When the 11 students in Psych 4500 – Psychology at the Sciencenter – first walked into their classroom in Uris Hall, instead of chairs they found a “maker” space: walls lined with shelves of crafts supplies like glue, string, foam board, nails, marbles and the ever-versatile duct tape.
Their first assignment: Create a science exhibit based on a simple description.
In groups, the students constructed a hot air balloon, a roller coaster, a windmill and more. And while creating the exhibit was a challenge, recalled doctoral student Samantha Carouso Peck, “it paled in comparison to the next task: to write a clear description for a demo ourselves, when we were provided only with a scientific concept we needed to convey.” Her group’s topic was transfer of energy through a fluid medium. Their solution was an activity that asked participants to construct a vessel and find two different techniques to propel it across a tub of water without using their hands.
“This is by far the most rewarding and challenging course I’ve ever taught,” said Michael Goldstein, associate professor of psychology. His usual research focuses on the evolution and development of vocal learning in birds and babies, and learning about science communication was a whole new field for him and Khena Swallow, assistant professor of psychology, whose research focuses on attention and memory in adults.

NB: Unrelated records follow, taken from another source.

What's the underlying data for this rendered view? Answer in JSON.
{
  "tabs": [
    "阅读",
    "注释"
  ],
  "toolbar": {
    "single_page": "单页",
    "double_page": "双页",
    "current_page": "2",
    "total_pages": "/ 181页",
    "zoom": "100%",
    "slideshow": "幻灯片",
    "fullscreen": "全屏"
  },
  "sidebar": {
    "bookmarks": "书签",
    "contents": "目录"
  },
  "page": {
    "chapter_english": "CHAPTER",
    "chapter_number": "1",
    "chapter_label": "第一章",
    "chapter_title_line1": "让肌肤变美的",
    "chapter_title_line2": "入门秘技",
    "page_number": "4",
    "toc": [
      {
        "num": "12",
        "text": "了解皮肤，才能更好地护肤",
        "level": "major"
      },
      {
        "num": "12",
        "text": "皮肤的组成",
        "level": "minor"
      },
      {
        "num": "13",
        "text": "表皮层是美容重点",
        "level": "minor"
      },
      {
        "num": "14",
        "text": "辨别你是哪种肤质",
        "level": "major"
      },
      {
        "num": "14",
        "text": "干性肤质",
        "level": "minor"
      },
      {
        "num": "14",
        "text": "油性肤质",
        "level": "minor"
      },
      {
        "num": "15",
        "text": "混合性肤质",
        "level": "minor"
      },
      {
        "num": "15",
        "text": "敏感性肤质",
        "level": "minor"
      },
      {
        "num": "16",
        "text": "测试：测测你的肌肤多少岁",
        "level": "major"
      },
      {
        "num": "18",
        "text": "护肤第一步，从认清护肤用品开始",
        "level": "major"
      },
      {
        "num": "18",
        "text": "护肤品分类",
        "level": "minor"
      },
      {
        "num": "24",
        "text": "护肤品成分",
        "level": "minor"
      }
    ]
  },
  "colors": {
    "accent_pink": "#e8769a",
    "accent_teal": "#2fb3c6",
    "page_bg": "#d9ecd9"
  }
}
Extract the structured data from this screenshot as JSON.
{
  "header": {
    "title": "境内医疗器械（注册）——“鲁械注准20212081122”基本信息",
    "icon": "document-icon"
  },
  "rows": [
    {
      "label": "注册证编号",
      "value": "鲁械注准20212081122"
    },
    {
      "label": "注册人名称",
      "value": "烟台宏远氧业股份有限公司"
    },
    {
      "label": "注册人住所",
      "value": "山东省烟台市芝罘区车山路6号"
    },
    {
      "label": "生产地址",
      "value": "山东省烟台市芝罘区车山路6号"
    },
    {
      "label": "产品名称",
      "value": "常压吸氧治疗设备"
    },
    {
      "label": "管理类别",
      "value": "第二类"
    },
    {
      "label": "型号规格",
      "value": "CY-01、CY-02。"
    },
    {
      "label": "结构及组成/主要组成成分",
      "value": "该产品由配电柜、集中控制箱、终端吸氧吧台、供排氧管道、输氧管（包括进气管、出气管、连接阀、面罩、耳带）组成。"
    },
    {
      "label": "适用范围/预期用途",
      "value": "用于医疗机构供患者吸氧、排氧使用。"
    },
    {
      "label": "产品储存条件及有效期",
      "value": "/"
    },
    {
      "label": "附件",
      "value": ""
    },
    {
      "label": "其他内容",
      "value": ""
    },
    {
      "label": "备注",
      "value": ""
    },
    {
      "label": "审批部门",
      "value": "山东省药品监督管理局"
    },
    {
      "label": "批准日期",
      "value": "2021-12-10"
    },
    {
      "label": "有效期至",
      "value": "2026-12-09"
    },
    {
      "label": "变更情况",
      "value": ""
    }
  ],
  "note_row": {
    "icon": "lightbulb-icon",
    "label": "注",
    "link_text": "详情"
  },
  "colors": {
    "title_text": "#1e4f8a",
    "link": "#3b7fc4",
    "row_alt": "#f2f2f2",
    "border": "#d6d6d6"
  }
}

Connecting people with jobs: Cornell alum, staff, students team with community members to build software
Susan Porter ’14 was trying to help a man in his 20s, who has disabilities, find a job.
“I asked him what he did well, and he couldn’t think of anything,” she recalled. “It’s so sad. Many of my clients within this population have never been told that they can do anything well.”
But, the young man could do some things very well. Slowly, gradually, Porter, who is an employment specialist at Linking Employment, Abilities and Potential, known as LEAP, based in Cleveland, Ohio, coaxed answers out of the man.
She began by asking him what he liked to do for fun, then figuring out with him how those interests, talents and skills could transfer to the workplace.
“It takes a lot of work upfront,” said Porter, who noticed a pattern. “When I ask my clients what they need, they all have a similar answer: I need a job; I need money.”
Porter, an active member of the Cornell Club of Northeast Ohio, shared that as she joined forces with other Cornellians who are part of developing a job search software application for people with disabilities that conducts conversation via audio or text.